-- Opening Marker --

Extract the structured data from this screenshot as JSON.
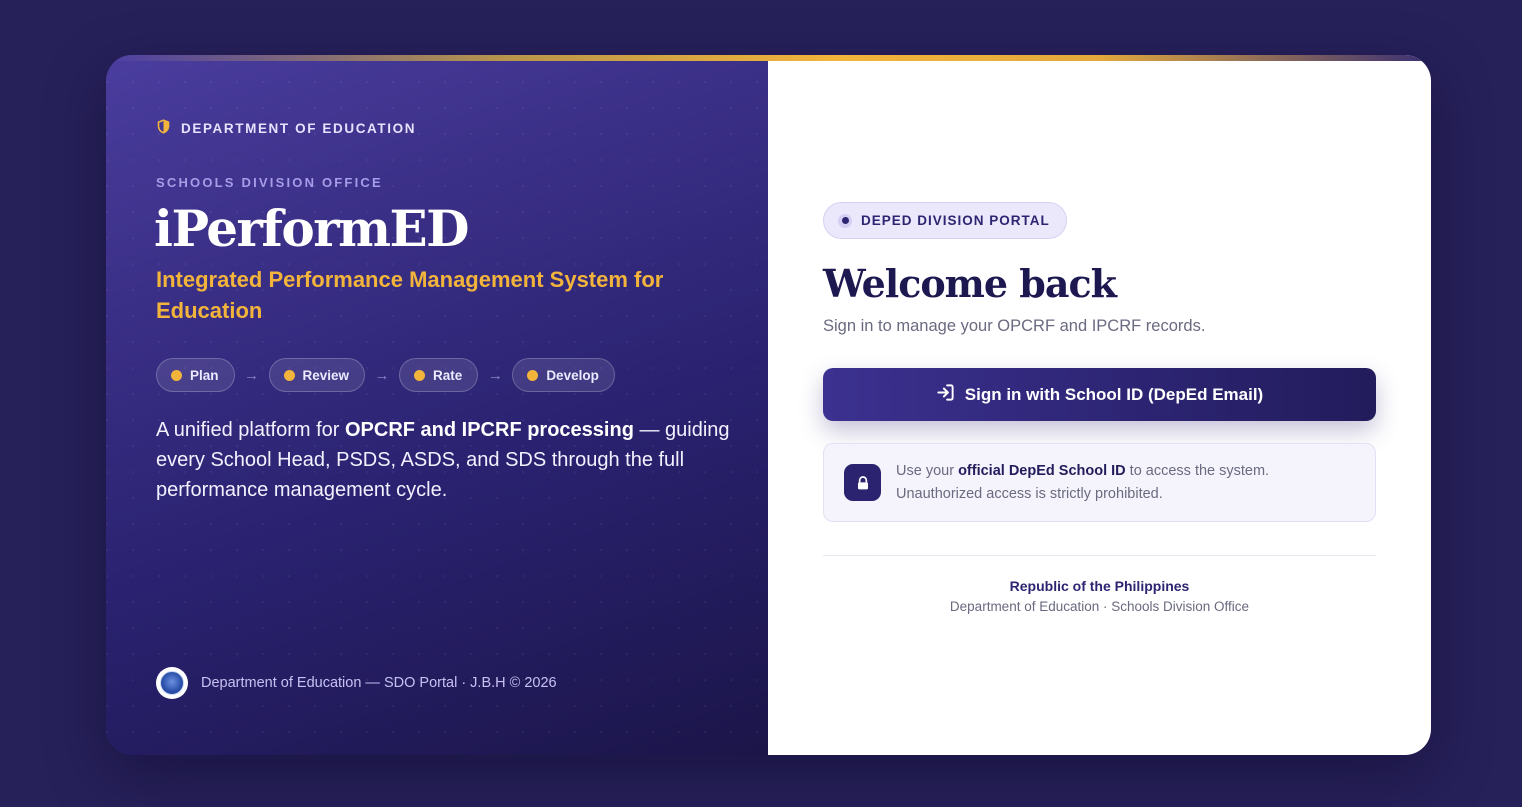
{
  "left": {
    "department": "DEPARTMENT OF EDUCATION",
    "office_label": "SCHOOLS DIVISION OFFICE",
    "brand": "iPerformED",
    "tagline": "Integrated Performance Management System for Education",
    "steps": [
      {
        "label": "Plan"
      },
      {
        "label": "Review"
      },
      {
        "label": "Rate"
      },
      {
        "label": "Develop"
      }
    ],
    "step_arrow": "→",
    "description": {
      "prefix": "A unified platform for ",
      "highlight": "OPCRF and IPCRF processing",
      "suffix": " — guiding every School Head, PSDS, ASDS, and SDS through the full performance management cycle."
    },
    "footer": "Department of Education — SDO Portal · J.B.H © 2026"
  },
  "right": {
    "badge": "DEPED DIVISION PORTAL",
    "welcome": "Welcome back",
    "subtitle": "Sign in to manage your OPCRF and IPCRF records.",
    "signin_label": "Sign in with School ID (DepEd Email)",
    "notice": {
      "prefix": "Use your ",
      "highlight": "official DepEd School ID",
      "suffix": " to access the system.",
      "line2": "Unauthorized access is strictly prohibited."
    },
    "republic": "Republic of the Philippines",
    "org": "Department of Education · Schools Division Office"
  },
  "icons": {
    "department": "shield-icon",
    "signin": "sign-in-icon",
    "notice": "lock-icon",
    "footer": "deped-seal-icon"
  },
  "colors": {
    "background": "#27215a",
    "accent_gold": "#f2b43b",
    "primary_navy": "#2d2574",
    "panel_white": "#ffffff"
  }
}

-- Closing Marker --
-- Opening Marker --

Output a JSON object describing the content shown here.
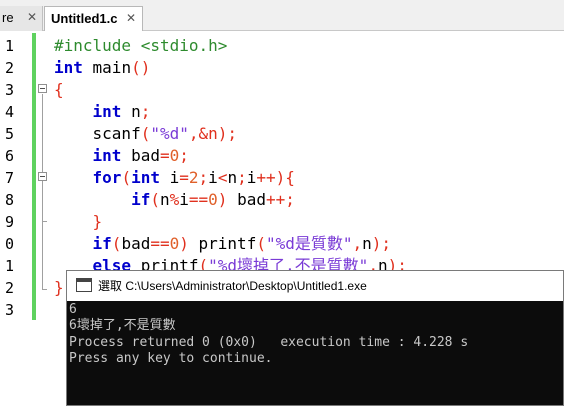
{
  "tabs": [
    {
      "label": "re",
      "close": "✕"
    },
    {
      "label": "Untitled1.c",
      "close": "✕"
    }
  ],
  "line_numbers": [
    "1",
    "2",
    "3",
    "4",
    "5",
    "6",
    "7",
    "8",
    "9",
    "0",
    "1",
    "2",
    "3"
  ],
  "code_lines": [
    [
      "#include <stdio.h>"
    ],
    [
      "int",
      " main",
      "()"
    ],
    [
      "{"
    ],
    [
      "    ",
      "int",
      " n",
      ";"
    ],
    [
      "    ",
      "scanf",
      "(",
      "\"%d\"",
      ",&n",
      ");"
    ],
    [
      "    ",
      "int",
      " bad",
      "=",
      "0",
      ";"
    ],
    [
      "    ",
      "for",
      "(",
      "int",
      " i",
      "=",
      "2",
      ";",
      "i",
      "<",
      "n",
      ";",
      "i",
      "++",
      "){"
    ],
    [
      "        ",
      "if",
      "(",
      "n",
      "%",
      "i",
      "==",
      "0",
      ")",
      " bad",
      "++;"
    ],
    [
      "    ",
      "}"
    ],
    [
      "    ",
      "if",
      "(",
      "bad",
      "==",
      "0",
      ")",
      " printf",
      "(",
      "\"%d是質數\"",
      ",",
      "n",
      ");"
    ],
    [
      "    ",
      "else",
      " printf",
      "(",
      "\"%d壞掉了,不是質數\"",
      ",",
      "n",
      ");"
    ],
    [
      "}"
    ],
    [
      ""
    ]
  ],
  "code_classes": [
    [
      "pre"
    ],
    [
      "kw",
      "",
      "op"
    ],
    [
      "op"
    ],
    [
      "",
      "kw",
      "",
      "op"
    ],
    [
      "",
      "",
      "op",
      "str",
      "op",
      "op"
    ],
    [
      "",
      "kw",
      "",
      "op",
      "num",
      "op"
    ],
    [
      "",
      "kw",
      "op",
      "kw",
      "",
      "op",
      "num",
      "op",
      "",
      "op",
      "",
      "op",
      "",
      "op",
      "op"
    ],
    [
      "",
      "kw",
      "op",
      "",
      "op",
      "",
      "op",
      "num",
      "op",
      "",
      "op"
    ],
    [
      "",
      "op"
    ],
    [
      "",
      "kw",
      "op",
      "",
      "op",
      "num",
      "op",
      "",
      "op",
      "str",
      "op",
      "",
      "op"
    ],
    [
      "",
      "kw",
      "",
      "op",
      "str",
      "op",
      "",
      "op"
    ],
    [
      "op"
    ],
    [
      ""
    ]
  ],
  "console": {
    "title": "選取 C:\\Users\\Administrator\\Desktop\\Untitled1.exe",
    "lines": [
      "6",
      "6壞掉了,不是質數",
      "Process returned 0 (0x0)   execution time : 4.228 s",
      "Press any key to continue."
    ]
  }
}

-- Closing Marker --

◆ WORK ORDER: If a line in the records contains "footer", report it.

◆ RESPONSE TO THIS EXERCISE:
    "footer": "Department of Education — SDO Portal · J.B.H © 2026"
    "footer": "deped-seal-icon"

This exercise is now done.